Things have changed. You only need look around you to see just how far technology has come in the past decade alone. Whether you look at the Apple product suite, Google’s role in finding your local takeaway, solving who ‘that guy’ on TV is, or the new-age wardrobe must-haves such as Fitbits or Google glass - technology is now a life-essential.
Technology makes many aspects of our personal lives faster, easier and more connected. The same is true for our professional lives, although there is an element of trepidation about what this change means.
We might be in a technology takeover, turning to our devices before our loved ones in the morning, but, more importantly, it signals a take-off for marketers and researchers alike.
Tapping into the consumer
As devices now act as an extension of the body, there is more information available to get to the heart of the consumers deepest motivations, perceptions and behaviours. This has created an evolutionary shift, as we are able to connect via a growing number of modes in a rising variety of times and places.
And this increasing interconnectivity is only set to continue. Gartner predicts that by the end of this year, connectivity will become the default for most products in the home, with 4.9 billion connected devices in use across the globe (Gartner, 2014).
Technology isn’t only changing what the consumer owns but it’s fundamentally altering the way we behave and interact too. The claim that the average person picks up their phone close to 1500 times a day might be bold and hard to substantiate but is potentially and worryingly accurate when you think about how often you press the button and feel reassured by the screen lighting up (shared more comically by Nick Bowditch, Twitter at AIMIA Future of Digital Advertising 2015).
Many of us rely on our devices to keep us in touch with friends, family, news, celebrities we follow on twitter, even inane videos of chuckling babies or grown men mesmerised by rainbows- we’re hooked. In Australia, 72% people us their phone in the bedroom before lights out, further demonstrating that our most important relationship is now with our phone.

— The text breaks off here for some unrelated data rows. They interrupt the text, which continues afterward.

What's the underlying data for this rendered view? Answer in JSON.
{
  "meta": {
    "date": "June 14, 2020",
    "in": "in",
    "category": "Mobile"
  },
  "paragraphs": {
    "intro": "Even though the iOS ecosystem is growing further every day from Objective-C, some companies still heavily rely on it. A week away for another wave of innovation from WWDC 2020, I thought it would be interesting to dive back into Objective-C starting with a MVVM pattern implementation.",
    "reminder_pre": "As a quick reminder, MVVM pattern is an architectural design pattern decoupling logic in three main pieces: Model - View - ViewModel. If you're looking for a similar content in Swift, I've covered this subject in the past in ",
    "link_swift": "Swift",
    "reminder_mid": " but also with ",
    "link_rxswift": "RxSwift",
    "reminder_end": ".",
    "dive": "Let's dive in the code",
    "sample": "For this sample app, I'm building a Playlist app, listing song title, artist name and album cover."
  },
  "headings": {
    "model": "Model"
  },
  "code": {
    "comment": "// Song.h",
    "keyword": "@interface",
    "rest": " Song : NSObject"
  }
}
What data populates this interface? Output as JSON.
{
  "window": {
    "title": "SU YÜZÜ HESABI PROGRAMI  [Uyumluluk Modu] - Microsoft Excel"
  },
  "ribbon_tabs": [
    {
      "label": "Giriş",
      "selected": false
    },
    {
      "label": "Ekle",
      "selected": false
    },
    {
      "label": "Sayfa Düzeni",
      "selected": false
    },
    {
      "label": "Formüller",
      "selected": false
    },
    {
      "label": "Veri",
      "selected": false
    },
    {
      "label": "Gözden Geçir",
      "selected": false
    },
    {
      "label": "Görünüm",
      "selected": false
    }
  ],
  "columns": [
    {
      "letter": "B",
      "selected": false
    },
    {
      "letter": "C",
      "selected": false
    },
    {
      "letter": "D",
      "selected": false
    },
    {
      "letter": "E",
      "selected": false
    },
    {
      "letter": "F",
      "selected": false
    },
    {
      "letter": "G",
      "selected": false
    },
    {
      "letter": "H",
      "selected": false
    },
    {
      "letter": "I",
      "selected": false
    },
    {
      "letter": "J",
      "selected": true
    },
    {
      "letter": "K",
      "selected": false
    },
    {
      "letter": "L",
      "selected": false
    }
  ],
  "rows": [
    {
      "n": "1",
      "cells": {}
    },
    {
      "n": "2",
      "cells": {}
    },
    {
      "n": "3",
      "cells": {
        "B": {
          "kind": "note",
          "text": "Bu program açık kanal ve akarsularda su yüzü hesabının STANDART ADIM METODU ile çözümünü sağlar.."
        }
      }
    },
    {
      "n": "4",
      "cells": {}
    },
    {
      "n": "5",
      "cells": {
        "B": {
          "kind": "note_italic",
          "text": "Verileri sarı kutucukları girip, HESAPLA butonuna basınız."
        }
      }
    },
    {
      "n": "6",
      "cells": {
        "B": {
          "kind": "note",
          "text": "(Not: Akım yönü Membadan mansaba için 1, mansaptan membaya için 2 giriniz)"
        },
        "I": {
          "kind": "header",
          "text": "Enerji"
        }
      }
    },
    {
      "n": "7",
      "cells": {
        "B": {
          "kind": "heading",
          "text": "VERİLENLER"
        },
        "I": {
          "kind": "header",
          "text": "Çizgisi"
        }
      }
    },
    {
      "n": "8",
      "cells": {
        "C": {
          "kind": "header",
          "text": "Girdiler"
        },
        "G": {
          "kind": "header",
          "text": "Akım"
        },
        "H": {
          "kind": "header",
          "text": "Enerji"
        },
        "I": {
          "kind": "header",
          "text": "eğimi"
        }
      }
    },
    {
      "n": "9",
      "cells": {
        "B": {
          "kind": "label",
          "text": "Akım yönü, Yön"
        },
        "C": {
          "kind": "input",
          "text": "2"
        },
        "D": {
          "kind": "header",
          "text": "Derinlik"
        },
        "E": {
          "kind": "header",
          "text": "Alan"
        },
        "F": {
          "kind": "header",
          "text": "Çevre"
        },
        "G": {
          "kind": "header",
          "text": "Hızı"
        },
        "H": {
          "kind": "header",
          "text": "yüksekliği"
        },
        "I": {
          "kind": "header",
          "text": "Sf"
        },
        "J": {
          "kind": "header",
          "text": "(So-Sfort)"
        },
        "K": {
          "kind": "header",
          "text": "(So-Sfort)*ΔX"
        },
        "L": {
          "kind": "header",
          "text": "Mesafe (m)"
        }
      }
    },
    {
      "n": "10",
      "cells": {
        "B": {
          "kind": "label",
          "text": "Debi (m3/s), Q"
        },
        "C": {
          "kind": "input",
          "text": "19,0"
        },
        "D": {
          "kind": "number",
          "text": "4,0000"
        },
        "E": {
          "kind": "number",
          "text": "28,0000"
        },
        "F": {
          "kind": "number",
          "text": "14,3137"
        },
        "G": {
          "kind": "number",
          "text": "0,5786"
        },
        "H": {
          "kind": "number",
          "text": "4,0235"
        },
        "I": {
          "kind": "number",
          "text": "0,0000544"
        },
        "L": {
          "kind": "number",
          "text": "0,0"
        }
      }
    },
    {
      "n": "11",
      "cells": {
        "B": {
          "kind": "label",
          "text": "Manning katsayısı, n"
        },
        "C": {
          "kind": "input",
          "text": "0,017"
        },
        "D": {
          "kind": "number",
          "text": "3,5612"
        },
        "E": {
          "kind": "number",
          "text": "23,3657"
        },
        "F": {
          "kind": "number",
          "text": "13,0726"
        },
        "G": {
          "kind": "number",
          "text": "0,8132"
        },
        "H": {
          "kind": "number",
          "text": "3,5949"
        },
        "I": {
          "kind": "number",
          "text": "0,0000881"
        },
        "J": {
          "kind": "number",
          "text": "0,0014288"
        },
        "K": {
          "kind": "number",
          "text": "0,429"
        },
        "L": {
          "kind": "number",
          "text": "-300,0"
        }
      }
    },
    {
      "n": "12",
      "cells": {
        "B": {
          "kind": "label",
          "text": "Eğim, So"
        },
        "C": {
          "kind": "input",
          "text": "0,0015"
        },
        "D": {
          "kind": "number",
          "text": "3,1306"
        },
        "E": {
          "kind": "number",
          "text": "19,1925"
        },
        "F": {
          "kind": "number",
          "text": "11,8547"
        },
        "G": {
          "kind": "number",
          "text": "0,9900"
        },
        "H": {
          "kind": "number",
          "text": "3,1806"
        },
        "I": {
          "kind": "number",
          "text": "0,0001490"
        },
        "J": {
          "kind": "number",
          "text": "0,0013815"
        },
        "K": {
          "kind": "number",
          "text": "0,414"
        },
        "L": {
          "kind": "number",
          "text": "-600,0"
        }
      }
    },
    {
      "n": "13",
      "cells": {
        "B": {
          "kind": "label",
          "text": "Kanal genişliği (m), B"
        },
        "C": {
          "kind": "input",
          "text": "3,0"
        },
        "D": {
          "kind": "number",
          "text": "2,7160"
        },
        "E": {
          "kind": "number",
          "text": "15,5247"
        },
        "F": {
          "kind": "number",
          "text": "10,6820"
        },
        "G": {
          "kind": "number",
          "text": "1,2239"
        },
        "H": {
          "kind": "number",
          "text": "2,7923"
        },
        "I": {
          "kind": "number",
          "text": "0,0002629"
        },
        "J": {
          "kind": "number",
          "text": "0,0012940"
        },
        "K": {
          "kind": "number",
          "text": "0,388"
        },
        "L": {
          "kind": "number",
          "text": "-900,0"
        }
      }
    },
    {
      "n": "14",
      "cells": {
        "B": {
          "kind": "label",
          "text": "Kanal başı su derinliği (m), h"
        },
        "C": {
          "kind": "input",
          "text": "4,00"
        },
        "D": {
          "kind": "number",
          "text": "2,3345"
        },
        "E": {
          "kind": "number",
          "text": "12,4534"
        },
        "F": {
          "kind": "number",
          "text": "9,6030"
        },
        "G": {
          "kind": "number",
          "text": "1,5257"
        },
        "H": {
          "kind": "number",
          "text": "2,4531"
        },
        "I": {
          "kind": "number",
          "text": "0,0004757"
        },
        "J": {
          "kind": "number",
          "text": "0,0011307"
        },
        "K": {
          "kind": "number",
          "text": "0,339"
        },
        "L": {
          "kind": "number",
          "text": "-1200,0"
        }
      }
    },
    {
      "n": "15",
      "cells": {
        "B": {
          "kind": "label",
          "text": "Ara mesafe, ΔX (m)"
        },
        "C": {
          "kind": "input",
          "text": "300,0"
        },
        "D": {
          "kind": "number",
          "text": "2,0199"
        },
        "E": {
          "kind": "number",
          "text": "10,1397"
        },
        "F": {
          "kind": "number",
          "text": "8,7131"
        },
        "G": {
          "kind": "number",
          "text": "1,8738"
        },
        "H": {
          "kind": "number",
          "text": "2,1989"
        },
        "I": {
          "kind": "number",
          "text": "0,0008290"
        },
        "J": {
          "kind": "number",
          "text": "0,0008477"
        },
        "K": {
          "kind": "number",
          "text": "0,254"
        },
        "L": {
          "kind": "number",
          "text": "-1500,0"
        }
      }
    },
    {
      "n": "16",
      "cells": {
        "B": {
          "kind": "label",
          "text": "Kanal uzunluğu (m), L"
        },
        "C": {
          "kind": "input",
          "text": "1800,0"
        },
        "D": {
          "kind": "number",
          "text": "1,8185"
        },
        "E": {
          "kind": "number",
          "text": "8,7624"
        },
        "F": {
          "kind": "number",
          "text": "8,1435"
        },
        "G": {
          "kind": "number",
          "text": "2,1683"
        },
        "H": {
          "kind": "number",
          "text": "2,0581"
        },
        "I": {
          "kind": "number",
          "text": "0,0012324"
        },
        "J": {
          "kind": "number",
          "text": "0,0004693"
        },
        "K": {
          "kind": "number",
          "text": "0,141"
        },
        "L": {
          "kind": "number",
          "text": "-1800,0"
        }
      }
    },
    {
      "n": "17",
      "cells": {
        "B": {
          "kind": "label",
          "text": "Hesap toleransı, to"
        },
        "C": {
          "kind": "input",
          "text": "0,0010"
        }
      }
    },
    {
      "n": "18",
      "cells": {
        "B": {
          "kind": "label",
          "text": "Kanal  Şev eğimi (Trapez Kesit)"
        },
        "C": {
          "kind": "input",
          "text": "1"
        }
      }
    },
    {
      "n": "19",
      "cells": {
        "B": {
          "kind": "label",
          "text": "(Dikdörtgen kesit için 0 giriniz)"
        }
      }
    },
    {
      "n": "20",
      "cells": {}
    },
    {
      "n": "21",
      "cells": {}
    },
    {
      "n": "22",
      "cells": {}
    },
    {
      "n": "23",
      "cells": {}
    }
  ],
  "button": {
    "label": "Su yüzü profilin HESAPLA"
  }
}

“In the past, people shared at lunch with their girlfriends when they saw someone with something cool. We still share things when it’s relevant… we just share more and online” pointed out a participant in a recent study around the psychology of sharing.
Making it meaningful
With this wealth of online, trackable activity comes a wealth of data that is changing the way marketers operate.
“Media owners will really start to integrate external data sources into their audience targeting capabilities… this will enable marketers to really target its consumer with pinpoint accuracy and get rid of lazy dollars” (Lawrence Puang, Quantium, ADMA Data Predictions 2015). And in this there is real bang for buck, with CMO reporting that retargeting can lift the number of searches by a massive 1046%.
The key is in leveraging the right, valuable insights from this mountain of data. This year the industry is set to see “increased demand for technology that will allow them to digest and connect disparate data, as well as more demand for analytic skills to mine and turn ideas into reality” (Andrew Chan, Inivio, ADMA Data Predictions 2015). Not only is the consumer increasingly connected, so too is data to the marketing function, with Chan affirming that ”2015 will see marketing teams add Data Scientists.” Companies are feeling the pressure and the opportunity that technology presents.
Whilst “this year will see data-savvy marketers having a more influential role in their businesses” (Aden Forrest, ANZ/ Marketo, ADMA Data Predictions 2015) it seems that the role of the consumer utilising their technology is the real movement. Keeping pace with this is where marketers can use insights to take off.